The silica gel cleanup affords an extract that has removed the more polar coextractives that include the fecal sterols and sterones[16]. This enhances the specificity of the method but still allows detection of additional congeners beyond the commonly occurring compounds. The additional congeners were estimated at levels below 100 ppb based on responses of similar congeners.

CONCLUSION

These results confirm the important contribution that PBDEs make to the contaminant levels of biosolids in a ubiquitous manner. Biosolids thus constitute an important environmental sink for PBDEs. The levels reported should enable risk assessors to evaluate the application of biosolids to land use in conjunction with the potential exposure of biota to these compounds. This method differs from Method 1614 by only using a single internal standard and thus is much cheaper to carry out, while it maintains greater confirmative power using three ions from the molecular ion cluster.

REFERENCES

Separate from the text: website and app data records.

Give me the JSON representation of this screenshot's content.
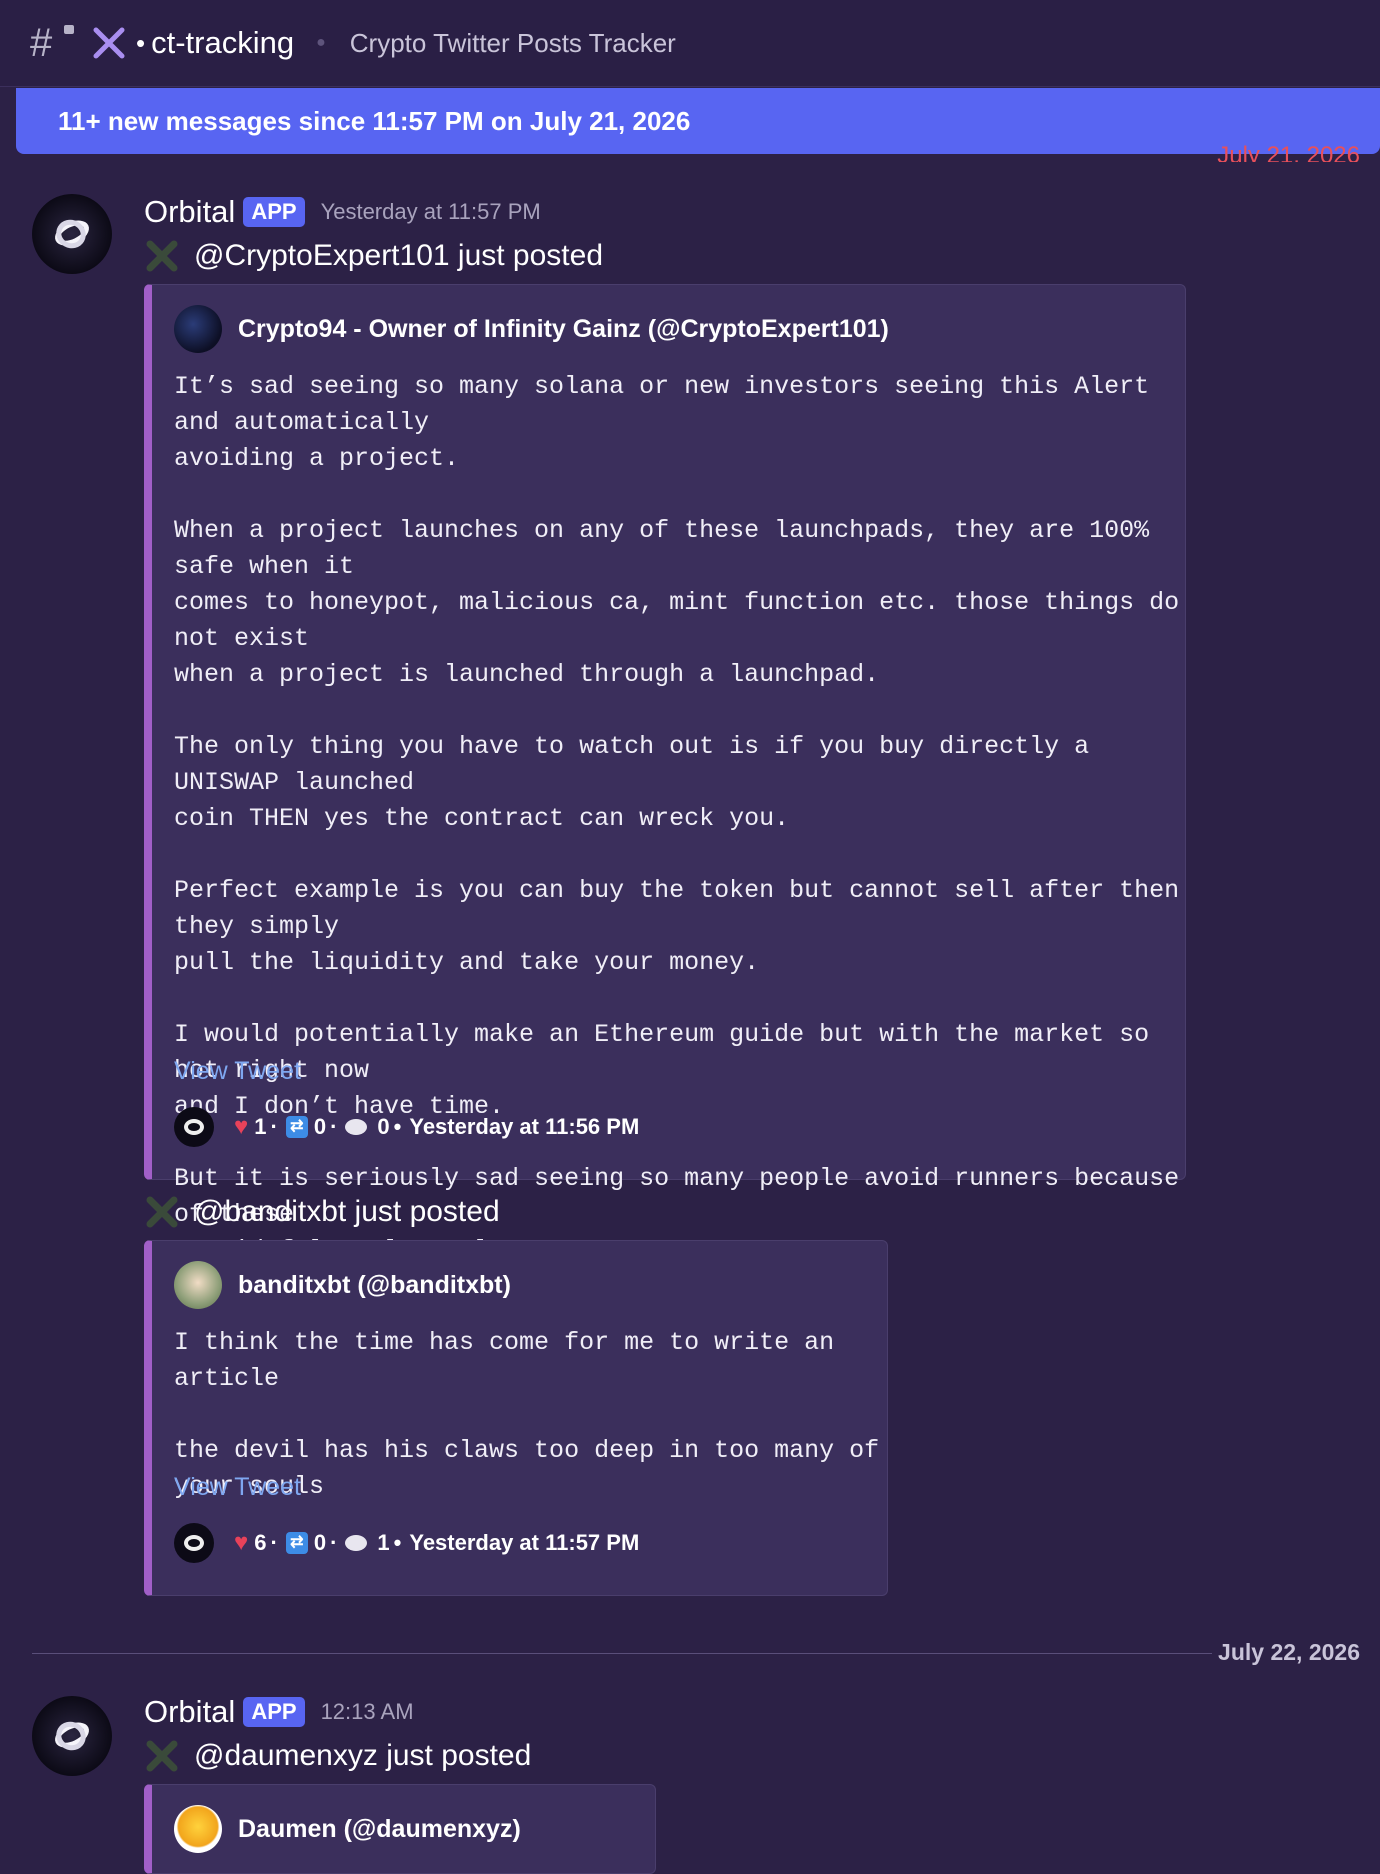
{
  "topbar": {
    "channel": "ct-tracking",
    "dot": "•",
    "topic": "Crypto Twitter Posts Tracker",
    "icons": [
      "private-channel-icon",
      "x-logo-icon"
    ]
  },
  "new_messages_bar": "11+ new messages since 11:57 PM on July 21, 2026",
  "ghost_date": "July 21, 2026",
  "messages": [
    {
      "username": "Orbital",
      "tag": "APP",
      "timestamp": "Yesterday at 11:57 PM",
      "posts": [
        {
          "posted_line": "@CryptoExpert101 just posted",
          "author": "Crypto94 - Owner of Infinity Gainz (@CryptoExpert101)",
          "body": "It’s sad seeing so many solana or new investors seeing this Alert and automatically\navoiding a project.\n\nWhen a project launches on any of these launchpads, they are 100% safe when it\ncomes to honeypot, malicious ca, mint function etc. those things do not exist\nwhen a project is launched through a launchpad.\n\nThe only thing you have to watch out is if you buy directly a UNISWAP launched\ncoin THEN yes the contract can wreck you.\n\nPerfect example is you can buy the token but cannot sell after then they simply\npull the liquidity and take your money.\n\nI would potentially make an Ethereum guide but with the market so hot right now\nand I don’t have time.\n\nBut it is seriously sad seeing so many people avoid runners because of these\nstupid false alarm alerts",
          "view_link": "View Tweet",
          "likes": "1",
          "retweets": "0",
          "replies": "0",
          "time": "Yesterday at 11:56 PM"
        },
        {
          "posted_line": "@banditxbt just posted",
          "author": "banditxbt (@banditxbt)",
          "body": "I think the time has come for me to write an article\n\nthe devil has his claws too deep in too many of your souls",
          "view_link": "View Tweet",
          "likes": "6",
          "retweets": "0",
          "replies": "1",
          "time": "Yesterday at 11:57 PM"
        }
      ]
    },
    {
      "username": "Orbital",
      "tag": "APP",
      "timestamp": "12:13 AM",
      "posts": [
        {
          "posted_line": "@daumenxyz just posted",
          "author": "Daumen (@daumenxyz)"
        }
      ]
    }
  ],
  "date_divider": "July 22, 2026",
  "separators": {
    "dot": "·",
    "bullet": "•"
  },
  "colors": {
    "background": "#2c2146",
    "embed": "#3b2f5c",
    "embed_accent": "#a15fc8",
    "banner": "#5865f2",
    "link": "#7fa7f0"
  }
}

[1] H.R.Rogers; Sci.Total Environ., 185,3 (1996).
[2] T.A.Ternes, N.Herrmann, M.Bonerz, T.Knacker, H.Siegrist, A.Joss; Water Res., 38, 4075 (2004).
[3] G.A.OConnor; Sci.Total Environ., 185, 71 (1996).
[4] M.J.La Guardia, R.C.Hale, E.Harvey, T.M.Mainor; Environ.Sci.Technol., 35, 4798 (2001).
[5] Guidance for Controlling Potential Risks to Workers Exposed to Class B Biosolids, Publication Number 2002-149, DHHS, NIOSH, CDC, July 2002, assessed at http://www.cdc.gov/ nio sh/ docs/ 2002149/ pdfs/ 2002-149.pdf on 05/16/2007.
[6] J.V.Fermante J.Meggan; Pollution Engineering, 29, 40 (1997).
[7] K.Oberg, K.Warman, T.Oberg; Chemosphere, 48, 805 (2002).
[8] G.G.Ying, R.S.Kookana; Environ. Internat., 33, 1099 (2007).
[9] L.I.Osemwengie; J.Environ.Monitoring, 8, 897 (2006).
[10] R.Gibson, M.J.Wang, E.Padgett, A.J.Beck; Analysis of 4-nonylphenols, phthalates, and polychlorinated biphenys in soils and biosolids, Chemosphere, 61, 1336 (2005).
[11] W.Giger, A.C.Alder, E.M.Golet, H.P.E.Kohler, C.S.McArdell, E.Molnar, H.Siegrist, M.J.F.Suter; Chimia, 57, 485 (2003).
[12] M.A.Mottaleb, W.C.Brumley; Trends Chromatogr., 2, 11 (2006).
[13] U.S.EPA Method 1668A (PCBs), accessed on 04/ 17/2008 at http://www.epa.gov/Region3/1668a.pdf.
[14] U.S.EPA Method 1614 (PBDEs), accessed on 04/ 17/2008 at http://www.epa.gov/waterscience/meth ods/method/files/1614.pdf.
[15] U.S.EPAMethod 3545A (Pressurized Fluid Extraction) of SW 846, accessed on 03/20/2008 at http:// www.epa.gov/sw-846/3 _series.htm.
[16] W.C.Brumley, K.E.Varner, L.A.Riddick; Environ. Science,An Indian J., 3(3), (2008).
[17] W.C.Brumley; Anal.Chem., Indian J., 7(7), 429 (2008).